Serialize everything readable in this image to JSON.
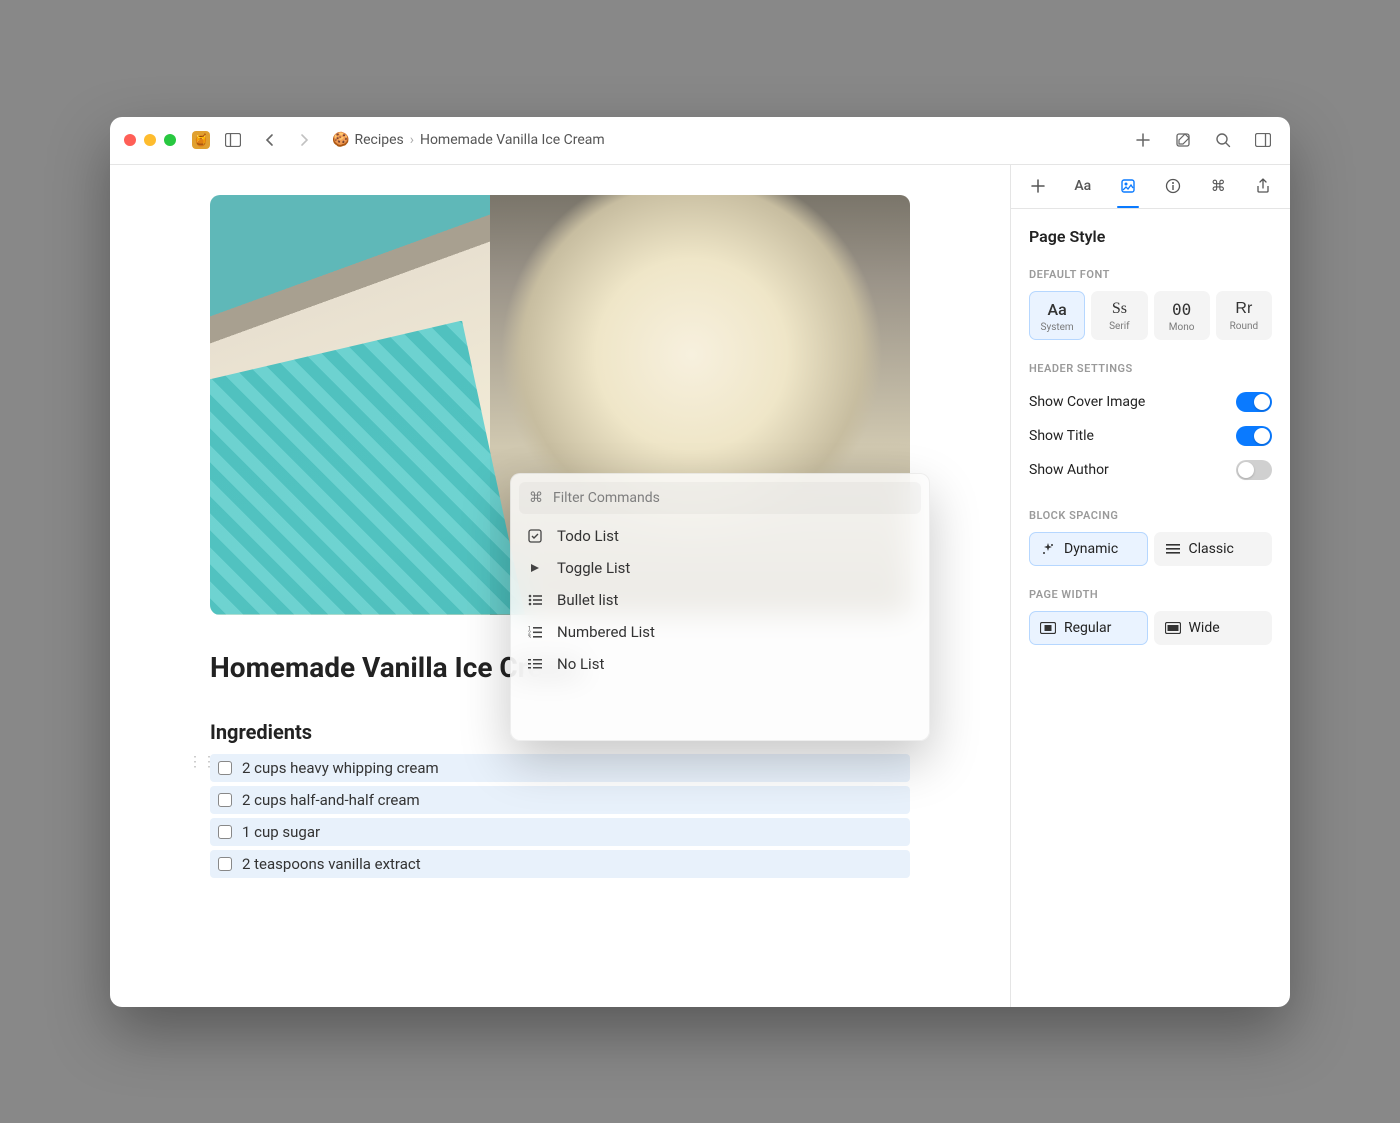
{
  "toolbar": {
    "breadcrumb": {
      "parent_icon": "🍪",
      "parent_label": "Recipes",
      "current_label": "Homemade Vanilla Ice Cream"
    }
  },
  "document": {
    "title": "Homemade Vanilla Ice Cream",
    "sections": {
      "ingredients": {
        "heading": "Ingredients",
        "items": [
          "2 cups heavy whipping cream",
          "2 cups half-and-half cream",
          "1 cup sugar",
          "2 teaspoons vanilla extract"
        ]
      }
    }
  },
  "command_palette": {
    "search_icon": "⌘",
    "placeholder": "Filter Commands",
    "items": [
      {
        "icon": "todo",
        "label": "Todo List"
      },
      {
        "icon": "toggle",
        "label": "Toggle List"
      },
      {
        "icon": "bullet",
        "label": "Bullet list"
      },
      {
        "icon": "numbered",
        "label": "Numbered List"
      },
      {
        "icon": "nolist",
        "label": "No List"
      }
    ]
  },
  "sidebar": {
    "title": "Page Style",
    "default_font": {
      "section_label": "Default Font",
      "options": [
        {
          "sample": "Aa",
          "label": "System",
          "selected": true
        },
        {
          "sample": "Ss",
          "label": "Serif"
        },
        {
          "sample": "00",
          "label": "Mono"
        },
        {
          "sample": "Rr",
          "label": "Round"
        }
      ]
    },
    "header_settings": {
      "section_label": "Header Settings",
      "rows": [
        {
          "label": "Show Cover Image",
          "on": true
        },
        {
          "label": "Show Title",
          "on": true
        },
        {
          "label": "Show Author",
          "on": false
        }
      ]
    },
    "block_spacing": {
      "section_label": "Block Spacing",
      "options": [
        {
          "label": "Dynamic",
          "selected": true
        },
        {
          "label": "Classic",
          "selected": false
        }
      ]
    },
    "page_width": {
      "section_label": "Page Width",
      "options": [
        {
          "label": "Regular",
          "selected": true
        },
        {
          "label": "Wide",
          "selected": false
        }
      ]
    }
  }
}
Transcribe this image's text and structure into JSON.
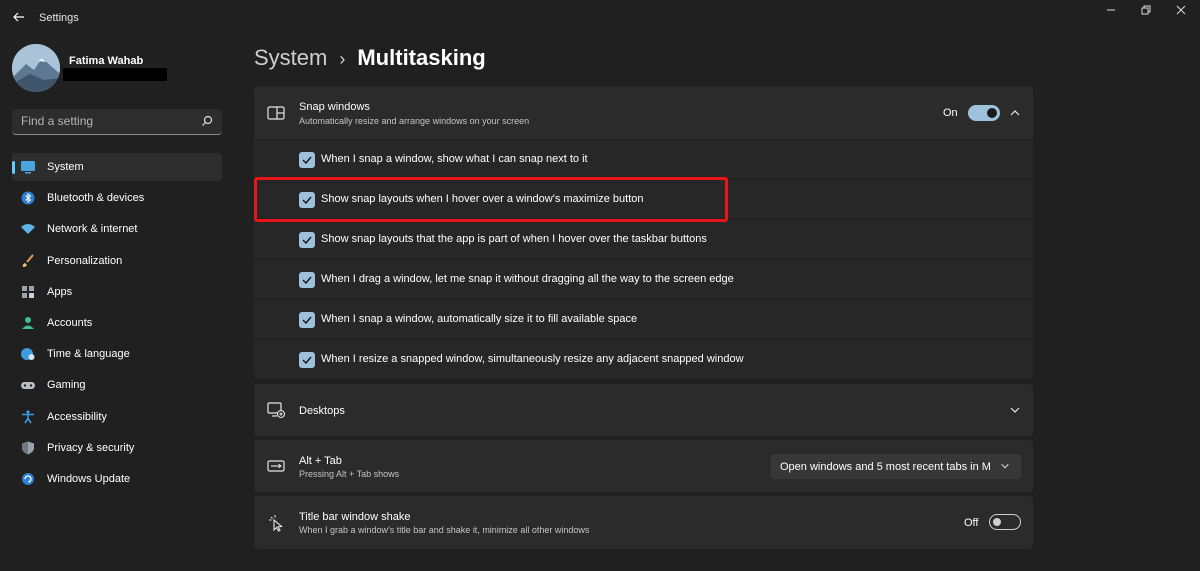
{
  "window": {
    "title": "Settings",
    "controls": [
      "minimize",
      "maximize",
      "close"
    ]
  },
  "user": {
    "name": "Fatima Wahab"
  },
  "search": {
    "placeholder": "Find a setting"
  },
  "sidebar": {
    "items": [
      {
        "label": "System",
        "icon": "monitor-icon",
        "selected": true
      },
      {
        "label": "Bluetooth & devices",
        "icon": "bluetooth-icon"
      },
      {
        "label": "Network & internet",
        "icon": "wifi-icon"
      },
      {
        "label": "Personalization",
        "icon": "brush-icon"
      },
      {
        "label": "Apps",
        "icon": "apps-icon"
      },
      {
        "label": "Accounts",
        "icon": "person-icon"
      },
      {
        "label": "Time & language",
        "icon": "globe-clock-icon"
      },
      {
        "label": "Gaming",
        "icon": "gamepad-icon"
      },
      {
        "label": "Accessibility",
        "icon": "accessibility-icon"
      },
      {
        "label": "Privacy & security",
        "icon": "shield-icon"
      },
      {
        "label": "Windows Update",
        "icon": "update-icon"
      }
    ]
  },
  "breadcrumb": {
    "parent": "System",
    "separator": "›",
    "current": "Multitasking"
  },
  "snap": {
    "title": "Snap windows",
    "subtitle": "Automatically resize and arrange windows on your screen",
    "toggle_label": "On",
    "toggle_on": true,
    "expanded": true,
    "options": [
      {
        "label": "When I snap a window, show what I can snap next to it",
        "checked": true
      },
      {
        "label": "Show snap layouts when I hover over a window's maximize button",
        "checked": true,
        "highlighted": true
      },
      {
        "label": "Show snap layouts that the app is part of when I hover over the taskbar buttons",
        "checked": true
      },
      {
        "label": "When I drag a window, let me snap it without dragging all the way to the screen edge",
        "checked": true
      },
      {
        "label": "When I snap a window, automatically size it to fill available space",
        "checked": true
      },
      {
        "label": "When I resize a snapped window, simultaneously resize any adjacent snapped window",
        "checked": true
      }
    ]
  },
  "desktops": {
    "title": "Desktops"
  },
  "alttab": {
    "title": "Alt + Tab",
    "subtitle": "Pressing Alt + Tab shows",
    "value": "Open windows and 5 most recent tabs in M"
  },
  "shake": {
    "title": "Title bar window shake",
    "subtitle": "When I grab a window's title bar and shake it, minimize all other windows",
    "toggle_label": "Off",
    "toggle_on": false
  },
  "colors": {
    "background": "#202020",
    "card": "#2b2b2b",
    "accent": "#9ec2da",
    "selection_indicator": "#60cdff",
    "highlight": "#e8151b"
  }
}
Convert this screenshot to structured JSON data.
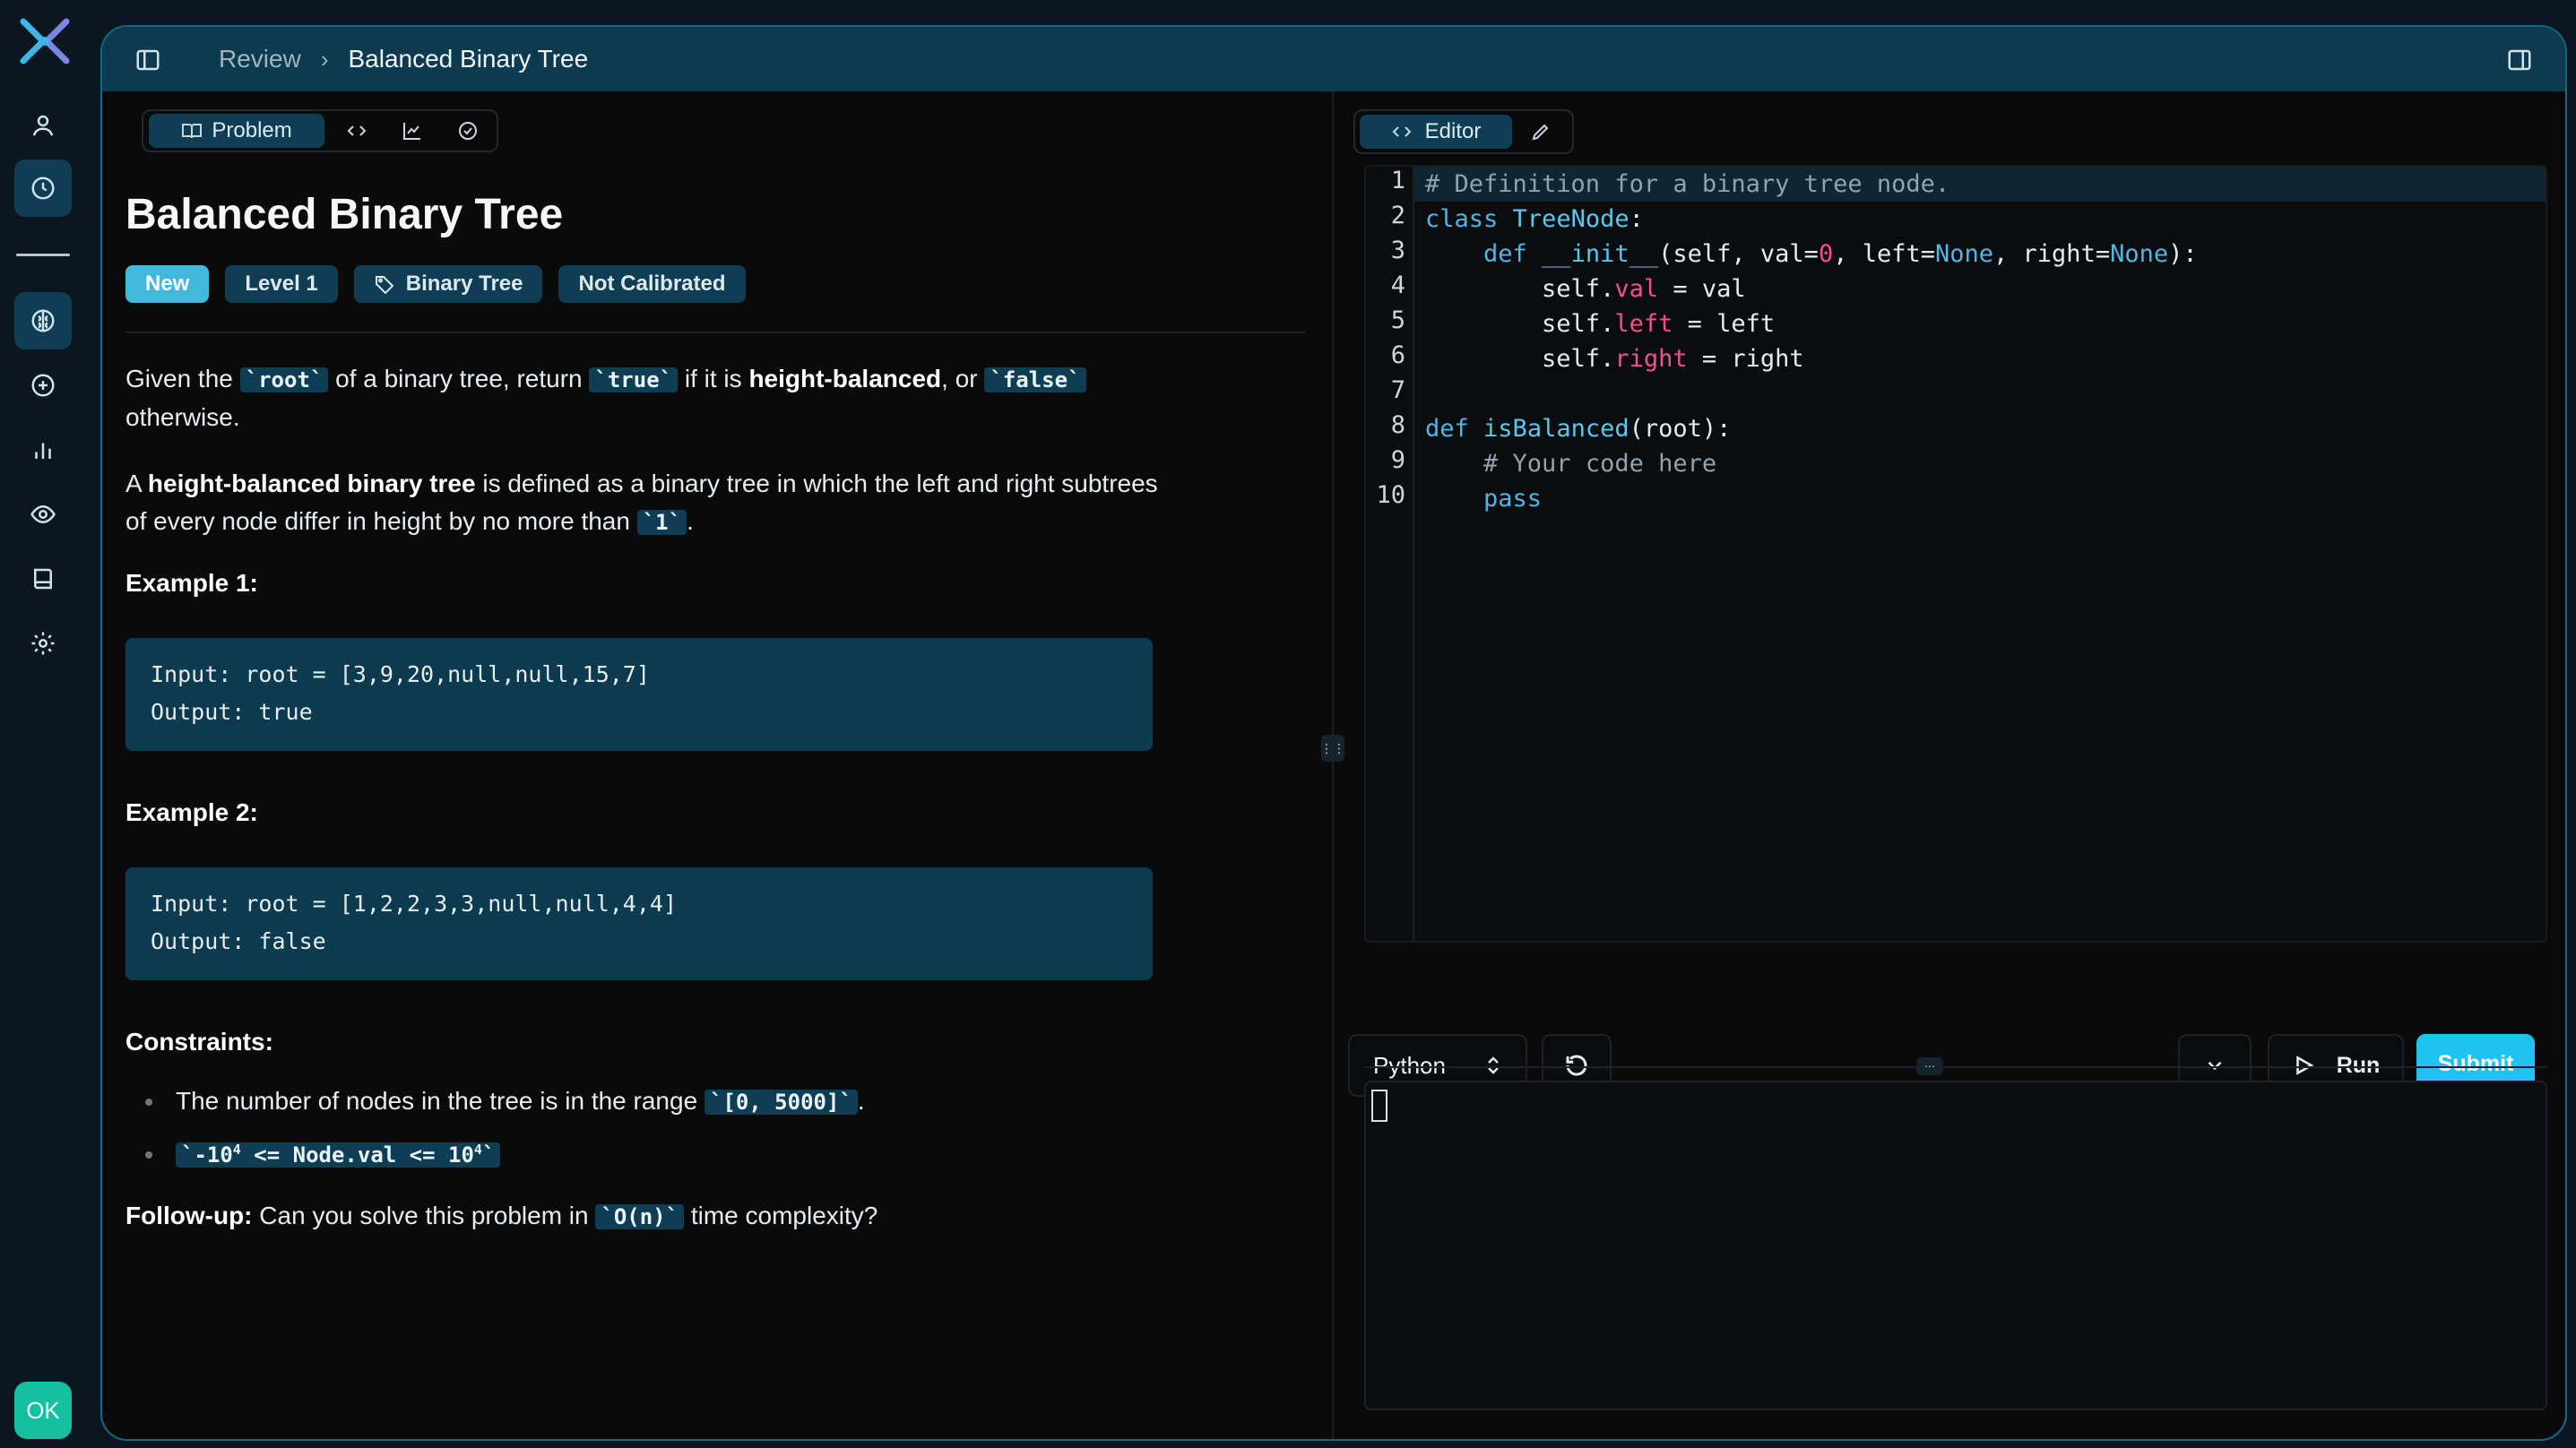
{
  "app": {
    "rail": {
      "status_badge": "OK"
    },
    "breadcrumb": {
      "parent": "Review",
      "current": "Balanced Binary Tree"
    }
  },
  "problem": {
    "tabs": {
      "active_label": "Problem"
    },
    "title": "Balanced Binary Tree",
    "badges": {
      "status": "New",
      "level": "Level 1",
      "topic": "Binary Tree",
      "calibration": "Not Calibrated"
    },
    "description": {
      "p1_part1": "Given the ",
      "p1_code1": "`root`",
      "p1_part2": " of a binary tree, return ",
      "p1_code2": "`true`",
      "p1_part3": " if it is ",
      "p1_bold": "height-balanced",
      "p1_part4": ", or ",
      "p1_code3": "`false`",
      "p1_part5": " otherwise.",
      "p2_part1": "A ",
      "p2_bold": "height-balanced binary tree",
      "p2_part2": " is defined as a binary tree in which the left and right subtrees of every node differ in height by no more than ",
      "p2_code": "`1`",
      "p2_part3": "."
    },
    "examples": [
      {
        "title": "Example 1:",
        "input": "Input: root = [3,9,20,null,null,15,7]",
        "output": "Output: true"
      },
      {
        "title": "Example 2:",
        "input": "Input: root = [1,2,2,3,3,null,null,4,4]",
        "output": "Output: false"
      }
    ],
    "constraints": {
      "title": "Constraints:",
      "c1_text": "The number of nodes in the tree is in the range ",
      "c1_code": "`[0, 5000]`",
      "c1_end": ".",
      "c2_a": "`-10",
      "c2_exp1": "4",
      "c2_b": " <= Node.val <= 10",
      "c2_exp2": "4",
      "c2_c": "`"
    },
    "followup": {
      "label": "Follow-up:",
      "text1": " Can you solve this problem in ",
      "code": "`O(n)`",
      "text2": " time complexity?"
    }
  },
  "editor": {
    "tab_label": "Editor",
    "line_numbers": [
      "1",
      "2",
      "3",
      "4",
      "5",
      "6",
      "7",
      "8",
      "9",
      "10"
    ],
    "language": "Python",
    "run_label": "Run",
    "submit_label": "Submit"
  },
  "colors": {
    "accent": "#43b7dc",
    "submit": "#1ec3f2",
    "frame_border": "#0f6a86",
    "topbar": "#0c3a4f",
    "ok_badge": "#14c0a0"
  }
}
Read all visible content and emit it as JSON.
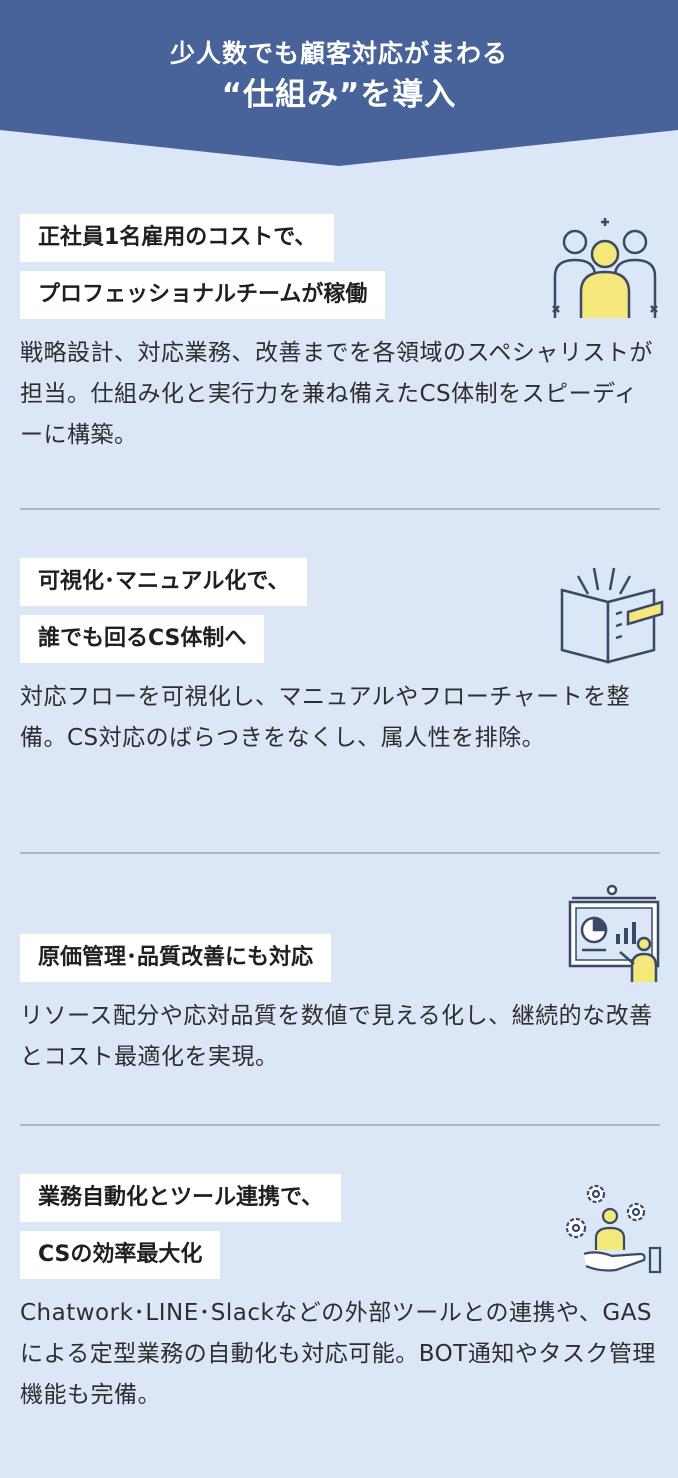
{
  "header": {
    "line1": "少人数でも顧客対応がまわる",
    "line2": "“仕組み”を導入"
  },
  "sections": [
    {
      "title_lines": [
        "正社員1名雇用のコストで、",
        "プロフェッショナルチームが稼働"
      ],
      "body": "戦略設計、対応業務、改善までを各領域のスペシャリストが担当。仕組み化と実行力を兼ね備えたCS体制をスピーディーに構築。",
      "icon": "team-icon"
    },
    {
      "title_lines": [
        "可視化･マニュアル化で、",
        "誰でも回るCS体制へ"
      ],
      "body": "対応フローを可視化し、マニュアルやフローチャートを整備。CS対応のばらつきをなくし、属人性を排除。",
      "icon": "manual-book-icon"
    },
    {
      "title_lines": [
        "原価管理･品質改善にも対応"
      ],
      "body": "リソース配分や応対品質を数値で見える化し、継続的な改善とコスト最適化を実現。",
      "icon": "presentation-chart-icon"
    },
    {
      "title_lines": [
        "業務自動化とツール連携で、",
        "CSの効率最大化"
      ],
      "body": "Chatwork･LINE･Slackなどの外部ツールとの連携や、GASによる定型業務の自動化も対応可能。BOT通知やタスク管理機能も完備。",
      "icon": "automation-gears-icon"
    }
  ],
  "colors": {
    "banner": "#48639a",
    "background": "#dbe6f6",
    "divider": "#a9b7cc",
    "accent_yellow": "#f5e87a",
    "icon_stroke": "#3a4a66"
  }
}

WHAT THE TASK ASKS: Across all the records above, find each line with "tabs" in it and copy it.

WRITTEN ANSWER:
    "value": "Open windows and 5 most recent tabs in M"
    "tabs": {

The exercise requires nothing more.